So what can we conclude about the effect of the Arab Spring on democracy?
If we wanted to apply the implications of our research not just to post-civil war cases but also to societies emerging from other types of conflicts (which is a stretch, so this should be taken with a big ol’ grain of salt), we might predict that of those Middle Eastern countries experiencing the upheavals of the Arab Spring, the ones most likely to end up moving toward democracy are those where economic and other factors tend to promote democratization. That is, the oil rich states are less likely to democratize, and of those not blessed/cursed with oil, the relatively more economically developed countries will have an easier time moving toward democracy than their poorer neighbors. So states like Tunisia and Jordan (little or no oil exports, relatively high GDP) have better democracy prospects than those like Libya or Yemen (high dependence on oil exports and low GDP).
There are also several reasons to think that the Arab Spring as a whole will lead to democratization precisely because it has not consisted primarily of civil wars, but rather of mass-based peaceful protest (even if this has been met with violence by the state).

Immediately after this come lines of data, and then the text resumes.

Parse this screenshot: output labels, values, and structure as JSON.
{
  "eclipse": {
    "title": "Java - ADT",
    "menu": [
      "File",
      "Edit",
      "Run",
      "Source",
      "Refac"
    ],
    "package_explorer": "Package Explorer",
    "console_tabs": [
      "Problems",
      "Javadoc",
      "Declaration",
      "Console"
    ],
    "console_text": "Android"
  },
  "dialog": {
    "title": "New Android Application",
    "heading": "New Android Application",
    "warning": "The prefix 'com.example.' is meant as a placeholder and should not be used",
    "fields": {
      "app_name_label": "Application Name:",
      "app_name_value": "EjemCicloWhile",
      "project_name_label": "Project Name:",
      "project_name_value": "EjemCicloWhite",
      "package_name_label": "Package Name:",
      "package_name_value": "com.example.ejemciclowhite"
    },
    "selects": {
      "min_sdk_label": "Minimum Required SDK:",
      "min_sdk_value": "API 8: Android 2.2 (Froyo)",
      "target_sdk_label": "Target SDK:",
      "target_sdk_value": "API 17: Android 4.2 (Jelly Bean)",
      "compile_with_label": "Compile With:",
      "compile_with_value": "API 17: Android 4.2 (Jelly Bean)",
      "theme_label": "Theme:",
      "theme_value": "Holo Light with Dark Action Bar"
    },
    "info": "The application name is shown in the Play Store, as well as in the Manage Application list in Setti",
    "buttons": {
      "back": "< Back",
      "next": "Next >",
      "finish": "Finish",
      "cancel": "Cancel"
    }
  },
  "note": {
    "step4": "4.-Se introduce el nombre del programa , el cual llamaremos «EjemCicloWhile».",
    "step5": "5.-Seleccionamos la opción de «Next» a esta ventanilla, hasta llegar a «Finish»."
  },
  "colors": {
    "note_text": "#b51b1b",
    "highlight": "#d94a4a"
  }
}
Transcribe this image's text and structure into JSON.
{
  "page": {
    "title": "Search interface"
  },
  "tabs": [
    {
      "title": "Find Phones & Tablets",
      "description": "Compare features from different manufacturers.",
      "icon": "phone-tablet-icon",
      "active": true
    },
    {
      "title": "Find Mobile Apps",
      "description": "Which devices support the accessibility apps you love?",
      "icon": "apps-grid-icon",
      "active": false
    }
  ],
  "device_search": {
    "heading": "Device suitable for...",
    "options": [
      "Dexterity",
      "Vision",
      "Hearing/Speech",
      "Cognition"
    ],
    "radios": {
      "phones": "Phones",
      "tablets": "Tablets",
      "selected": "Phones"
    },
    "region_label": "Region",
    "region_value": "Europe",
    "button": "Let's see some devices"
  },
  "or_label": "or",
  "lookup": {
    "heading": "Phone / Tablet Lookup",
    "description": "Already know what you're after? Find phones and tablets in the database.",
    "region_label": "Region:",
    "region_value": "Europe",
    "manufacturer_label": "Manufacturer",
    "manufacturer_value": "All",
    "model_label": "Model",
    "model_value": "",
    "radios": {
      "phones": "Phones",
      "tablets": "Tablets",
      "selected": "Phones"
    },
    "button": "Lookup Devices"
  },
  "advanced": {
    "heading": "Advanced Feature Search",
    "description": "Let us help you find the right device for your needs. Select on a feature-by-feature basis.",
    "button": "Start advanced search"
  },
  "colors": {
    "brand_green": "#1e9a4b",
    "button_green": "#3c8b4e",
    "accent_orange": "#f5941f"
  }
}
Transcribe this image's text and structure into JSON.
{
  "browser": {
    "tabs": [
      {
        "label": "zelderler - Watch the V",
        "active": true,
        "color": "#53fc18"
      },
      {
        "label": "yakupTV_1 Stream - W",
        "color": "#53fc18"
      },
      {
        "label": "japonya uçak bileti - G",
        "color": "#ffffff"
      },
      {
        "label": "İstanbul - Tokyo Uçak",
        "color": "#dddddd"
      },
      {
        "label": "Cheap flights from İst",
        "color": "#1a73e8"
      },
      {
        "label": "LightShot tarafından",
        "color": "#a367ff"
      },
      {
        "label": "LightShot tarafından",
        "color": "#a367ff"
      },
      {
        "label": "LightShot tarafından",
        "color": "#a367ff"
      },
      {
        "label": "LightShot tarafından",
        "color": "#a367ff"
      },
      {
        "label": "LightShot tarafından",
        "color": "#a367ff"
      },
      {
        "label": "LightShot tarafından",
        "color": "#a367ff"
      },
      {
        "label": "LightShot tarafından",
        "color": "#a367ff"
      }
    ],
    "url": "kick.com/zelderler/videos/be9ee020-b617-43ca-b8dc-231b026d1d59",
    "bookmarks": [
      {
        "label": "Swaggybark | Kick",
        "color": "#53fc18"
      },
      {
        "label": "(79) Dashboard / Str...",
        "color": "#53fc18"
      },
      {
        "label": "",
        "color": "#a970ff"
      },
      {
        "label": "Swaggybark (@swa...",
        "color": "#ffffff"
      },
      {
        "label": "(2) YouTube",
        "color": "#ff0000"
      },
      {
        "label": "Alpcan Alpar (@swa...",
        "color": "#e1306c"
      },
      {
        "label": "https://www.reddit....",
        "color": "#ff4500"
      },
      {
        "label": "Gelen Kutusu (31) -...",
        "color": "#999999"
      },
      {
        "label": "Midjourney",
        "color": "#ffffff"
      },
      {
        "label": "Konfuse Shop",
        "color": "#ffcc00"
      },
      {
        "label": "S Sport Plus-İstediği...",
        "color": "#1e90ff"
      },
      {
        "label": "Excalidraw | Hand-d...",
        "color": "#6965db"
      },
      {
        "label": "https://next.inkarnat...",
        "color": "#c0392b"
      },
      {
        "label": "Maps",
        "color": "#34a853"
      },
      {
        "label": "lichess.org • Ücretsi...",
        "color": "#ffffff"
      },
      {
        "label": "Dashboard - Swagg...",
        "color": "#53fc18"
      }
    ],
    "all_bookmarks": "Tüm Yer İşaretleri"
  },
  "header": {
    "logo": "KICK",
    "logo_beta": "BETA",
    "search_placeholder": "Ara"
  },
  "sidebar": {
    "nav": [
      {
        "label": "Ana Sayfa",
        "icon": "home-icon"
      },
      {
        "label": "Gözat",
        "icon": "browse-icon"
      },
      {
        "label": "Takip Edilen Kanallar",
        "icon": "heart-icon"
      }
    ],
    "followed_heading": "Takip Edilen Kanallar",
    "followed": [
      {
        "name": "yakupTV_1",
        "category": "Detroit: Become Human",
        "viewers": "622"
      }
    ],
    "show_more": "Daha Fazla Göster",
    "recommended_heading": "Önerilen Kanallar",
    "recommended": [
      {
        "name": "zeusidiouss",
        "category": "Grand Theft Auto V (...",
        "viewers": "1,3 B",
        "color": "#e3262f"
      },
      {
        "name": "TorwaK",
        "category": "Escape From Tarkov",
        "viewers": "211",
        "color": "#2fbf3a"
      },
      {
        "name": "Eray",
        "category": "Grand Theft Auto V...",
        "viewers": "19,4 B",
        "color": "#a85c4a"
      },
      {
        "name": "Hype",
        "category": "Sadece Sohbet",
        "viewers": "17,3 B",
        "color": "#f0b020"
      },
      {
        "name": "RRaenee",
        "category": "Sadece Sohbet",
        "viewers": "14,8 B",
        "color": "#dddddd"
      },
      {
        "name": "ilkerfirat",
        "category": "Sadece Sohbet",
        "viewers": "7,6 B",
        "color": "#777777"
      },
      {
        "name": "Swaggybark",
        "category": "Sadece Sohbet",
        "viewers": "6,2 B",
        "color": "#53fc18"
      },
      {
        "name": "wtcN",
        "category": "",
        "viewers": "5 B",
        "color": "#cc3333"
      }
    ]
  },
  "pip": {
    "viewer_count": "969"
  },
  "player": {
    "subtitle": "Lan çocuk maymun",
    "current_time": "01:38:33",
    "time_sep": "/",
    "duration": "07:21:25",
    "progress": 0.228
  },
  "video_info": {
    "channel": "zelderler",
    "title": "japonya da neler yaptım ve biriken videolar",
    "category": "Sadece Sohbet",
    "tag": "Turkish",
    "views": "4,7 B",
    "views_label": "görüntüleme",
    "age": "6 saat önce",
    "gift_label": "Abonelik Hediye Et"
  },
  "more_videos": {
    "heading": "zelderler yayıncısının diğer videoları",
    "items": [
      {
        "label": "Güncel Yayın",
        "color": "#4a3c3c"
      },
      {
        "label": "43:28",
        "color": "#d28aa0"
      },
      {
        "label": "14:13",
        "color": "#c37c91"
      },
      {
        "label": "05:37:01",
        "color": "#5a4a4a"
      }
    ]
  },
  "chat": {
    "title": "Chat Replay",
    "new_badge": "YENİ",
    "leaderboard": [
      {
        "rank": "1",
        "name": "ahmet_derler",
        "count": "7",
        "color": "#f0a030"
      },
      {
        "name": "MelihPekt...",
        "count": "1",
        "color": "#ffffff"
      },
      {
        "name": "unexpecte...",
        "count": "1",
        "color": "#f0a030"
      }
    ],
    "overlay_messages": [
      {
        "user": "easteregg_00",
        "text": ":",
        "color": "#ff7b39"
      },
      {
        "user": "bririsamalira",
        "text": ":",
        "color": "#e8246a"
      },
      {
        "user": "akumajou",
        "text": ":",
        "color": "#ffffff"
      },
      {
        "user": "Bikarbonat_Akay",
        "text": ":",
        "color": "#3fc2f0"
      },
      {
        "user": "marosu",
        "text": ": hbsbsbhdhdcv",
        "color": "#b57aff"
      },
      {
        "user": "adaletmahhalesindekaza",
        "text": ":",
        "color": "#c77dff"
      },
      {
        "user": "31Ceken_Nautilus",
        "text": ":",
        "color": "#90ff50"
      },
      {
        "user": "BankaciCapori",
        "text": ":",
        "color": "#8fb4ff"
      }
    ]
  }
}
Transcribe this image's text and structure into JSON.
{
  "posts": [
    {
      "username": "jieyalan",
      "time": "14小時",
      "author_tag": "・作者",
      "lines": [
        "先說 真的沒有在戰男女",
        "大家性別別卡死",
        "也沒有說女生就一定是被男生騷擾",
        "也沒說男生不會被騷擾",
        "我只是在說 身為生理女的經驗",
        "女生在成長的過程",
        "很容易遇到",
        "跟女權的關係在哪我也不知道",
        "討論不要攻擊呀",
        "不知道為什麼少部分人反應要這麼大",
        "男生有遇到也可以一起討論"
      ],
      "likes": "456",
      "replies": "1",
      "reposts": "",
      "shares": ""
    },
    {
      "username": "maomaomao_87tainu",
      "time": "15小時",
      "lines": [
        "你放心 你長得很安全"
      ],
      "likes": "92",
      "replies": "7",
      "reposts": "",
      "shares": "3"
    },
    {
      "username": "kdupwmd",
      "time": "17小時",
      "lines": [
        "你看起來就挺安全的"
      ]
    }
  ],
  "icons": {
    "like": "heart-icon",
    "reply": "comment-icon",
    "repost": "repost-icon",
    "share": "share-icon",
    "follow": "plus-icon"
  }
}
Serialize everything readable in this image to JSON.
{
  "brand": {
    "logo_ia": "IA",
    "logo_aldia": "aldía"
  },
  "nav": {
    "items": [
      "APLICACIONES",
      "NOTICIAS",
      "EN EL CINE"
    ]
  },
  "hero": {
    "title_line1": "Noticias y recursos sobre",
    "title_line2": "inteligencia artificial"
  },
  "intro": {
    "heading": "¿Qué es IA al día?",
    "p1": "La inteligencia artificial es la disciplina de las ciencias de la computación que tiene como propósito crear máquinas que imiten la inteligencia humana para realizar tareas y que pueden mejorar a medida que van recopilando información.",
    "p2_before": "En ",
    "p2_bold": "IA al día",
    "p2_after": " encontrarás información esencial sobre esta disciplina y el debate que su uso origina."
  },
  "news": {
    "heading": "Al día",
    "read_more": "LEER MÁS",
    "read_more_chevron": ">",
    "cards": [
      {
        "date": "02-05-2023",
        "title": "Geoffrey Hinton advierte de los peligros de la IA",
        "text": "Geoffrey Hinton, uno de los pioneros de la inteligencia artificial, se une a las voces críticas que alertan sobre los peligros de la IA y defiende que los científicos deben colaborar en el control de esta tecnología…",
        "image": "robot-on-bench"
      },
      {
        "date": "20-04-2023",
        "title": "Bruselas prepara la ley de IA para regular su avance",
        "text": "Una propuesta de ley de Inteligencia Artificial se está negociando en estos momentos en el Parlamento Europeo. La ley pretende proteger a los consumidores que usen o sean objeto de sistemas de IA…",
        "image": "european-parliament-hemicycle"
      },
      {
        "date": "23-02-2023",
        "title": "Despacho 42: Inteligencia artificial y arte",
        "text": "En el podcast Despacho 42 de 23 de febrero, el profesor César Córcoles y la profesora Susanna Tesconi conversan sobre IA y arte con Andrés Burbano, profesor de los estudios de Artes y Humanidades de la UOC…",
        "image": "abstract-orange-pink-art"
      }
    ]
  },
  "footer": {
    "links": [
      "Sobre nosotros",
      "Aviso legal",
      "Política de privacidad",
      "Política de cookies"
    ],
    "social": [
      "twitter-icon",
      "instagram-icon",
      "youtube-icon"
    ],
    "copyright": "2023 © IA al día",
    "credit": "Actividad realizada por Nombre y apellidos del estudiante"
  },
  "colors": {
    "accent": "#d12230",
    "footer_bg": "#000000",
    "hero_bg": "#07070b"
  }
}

My co-author, Reyko Huang’s recently completed dissertation shows convincingly that the more rebels rely on civilians, the more likely is democratization after civil war. Mass uprisings by definition rely on mobilizing large segments of society. So to the extent we can extrapolate from civil wars to mass protests (again, this is more than just “out of sample” extrapolation, so keep your salt shaker handy), my strong suspicion is that the uprisings of the Arab Spring will be more likely to lead to democratization in the long run than would revolutions that rely on armed insurgency, and that therefore mobilize narrower segments of the population.
Interestingly, in Huang’s research this pattern holds true even if the rebels lose the war. It’s not that more democratically minded rebels mobilize civilians, and if they win they implement democracy. It’s that the process of mobilizing people raises their expectations, and makes post-war elites (whether they be victorious rebels, the incumbent regime, or some power-sharing mix of the two) more accountable to the public.
Erica Chenoweth’s own research shows that non-violent protest can be more effective in achieving demands (in this case for democracy) than violence.
So will the Arab Spring democratize the Middle East? Maybe not, and almost certainly not fully, but I’m optimistic. The upheaval of civil war often opens the door to democracy; mass uprisings are probably even more likely to lead to democracy than civil wars (perhaps even if they fail to topple the government); and peaceful protests have an even better track record than violence. Add that all up, and the prospects for at least some democratization start to look pretty good.
I hesitate to make predictions, especially about the future (as Bohr, Twain, Berra, or possibly someone else put it). But if I had to do so, I would say that the Arab Spring will almost surely be a catalyst for democracy in the region.